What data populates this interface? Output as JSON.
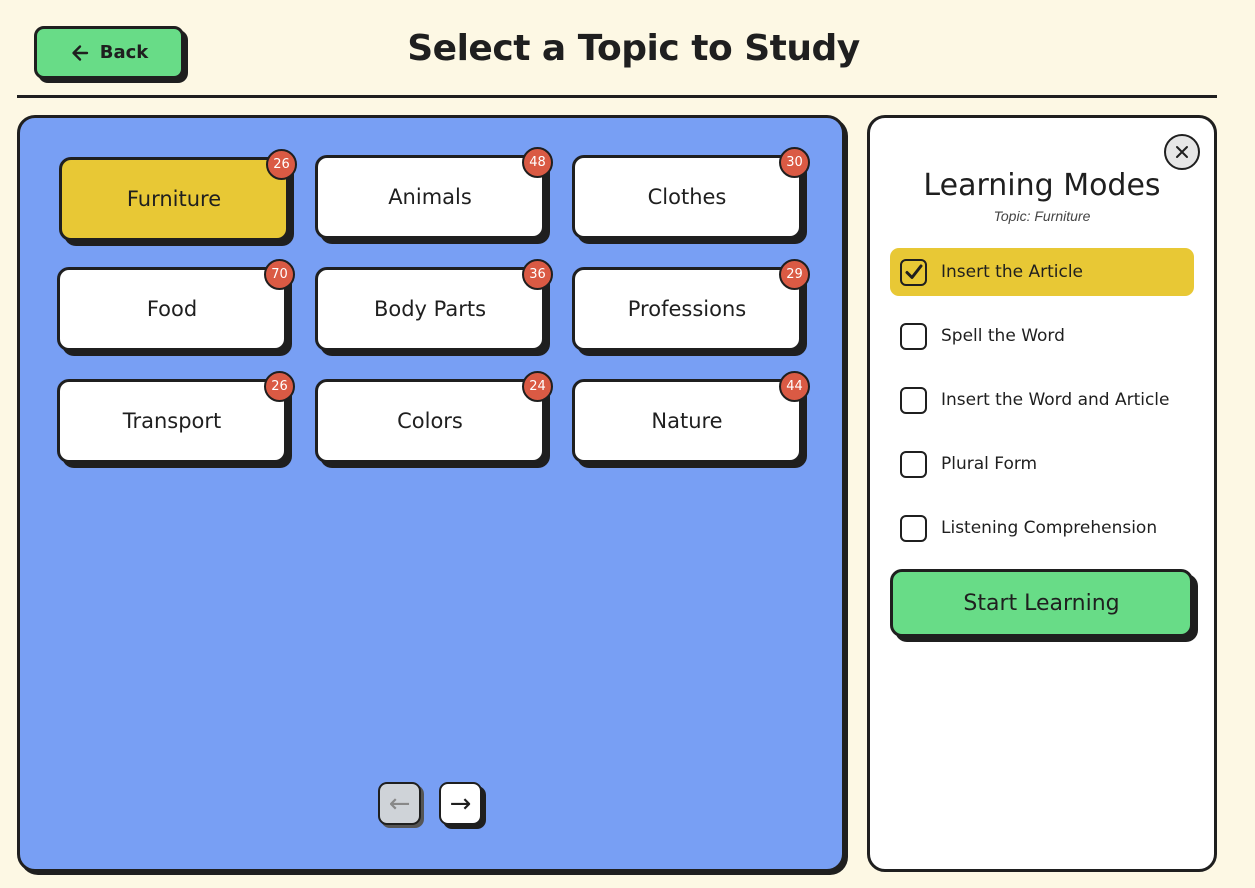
{
  "header": {
    "back_label": "Back",
    "title": "Select a Topic to Study"
  },
  "topics": [
    {
      "label": "Furniture",
      "count": "26",
      "selected": true
    },
    {
      "label": "Animals",
      "count": "48",
      "selected": false
    },
    {
      "label": "Clothes",
      "count": "30",
      "selected": false
    },
    {
      "label": "Food",
      "count": "70",
      "selected": false
    },
    {
      "label": "Body Parts",
      "count": "36",
      "selected": false
    },
    {
      "label": "Professions",
      "count": "29",
      "selected": false
    },
    {
      "label": "Transport",
      "count": "26",
      "selected": false
    },
    {
      "label": "Colors",
      "count": "24",
      "selected": false
    },
    {
      "label": "Nature",
      "count": "44",
      "selected": false
    }
  ],
  "pagination": {
    "prev_label": "←",
    "next_label": "→"
  },
  "modes_panel": {
    "title": "Learning Modes",
    "topic_line": "Topic: Furniture",
    "modes": [
      {
        "label": "Insert the Article",
        "checked": true
      },
      {
        "label": "Spell the Word",
        "checked": false
      },
      {
        "label": "Insert the Word and Article",
        "checked": false
      },
      {
        "label": "Plural Form",
        "checked": false
      },
      {
        "label": "Listening Comprehension",
        "checked": false
      }
    ],
    "start_label": "Start Learning"
  },
  "colors": {
    "background": "#fdf8e4",
    "panel_blue": "#789ff4",
    "selected_yellow": "#e8c835",
    "action_green": "#68dc87",
    "badge_red": "#da5a44"
  },
  "icons": [
    "arrow-left-icon",
    "close-icon",
    "check-icon"
  ]
}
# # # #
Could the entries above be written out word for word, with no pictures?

▸ RESPONSE FOR THIS EXERCISE:
What data populates this interface? Output as JSON.
{
  "header": {
    "back_label": "Back",
    "title": "Select a Topic to Study"
  },
  "topics": [
    {
      "label": "Furniture",
      "count": "26",
      "selected": true
    },
    {
      "label": "Animals",
      "count": "48",
      "selected": false
    },
    {
      "label": "Clothes",
      "count": "30",
      "selected": false
    },
    {
      "label": "Food",
      "count": "70",
      "selected": false
    },
    {
      "label": "Body Parts",
      "count": "36",
      "selected": false
    },
    {
      "label": "Professions",
      "count": "29",
      "selected": false
    },
    {
      "label": "Transport",
      "count": "26",
      "selected": false
    },
    {
      "label": "Colors",
      "count": "24",
      "selected": false
    },
    {
      "label": "Nature",
      "count": "44",
      "selected": false
    }
  ],
  "pagination": {
    "prev_label": "←",
    "next_label": "→"
  },
  "modes_panel": {
    "title": "Learning Modes",
    "topic_line": "Topic: Furniture",
    "modes": [
      {
        "label": "Insert the Article",
        "checked": true
      },
      {
        "label": "Spell the Word",
        "checked": false
      },
      {
        "label": "Insert the Word and Article",
        "checked": false
      },
      {
        "label": "Plural Form",
        "checked": false
      },
      {
        "label": "Listening Comprehension",
        "checked": false
      }
    ],
    "start_label": "Start Learning"
  },
  "colors": {
    "background": "#fdf8e4",
    "panel_blue": "#789ff4",
    "selected_yellow": "#e8c835",
    "action_green": "#68dc87",
    "badge_red": "#da5a44"
  },
  "icons": [
    "arrow-left-icon",
    "close-icon",
    "check-icon"
  ]
}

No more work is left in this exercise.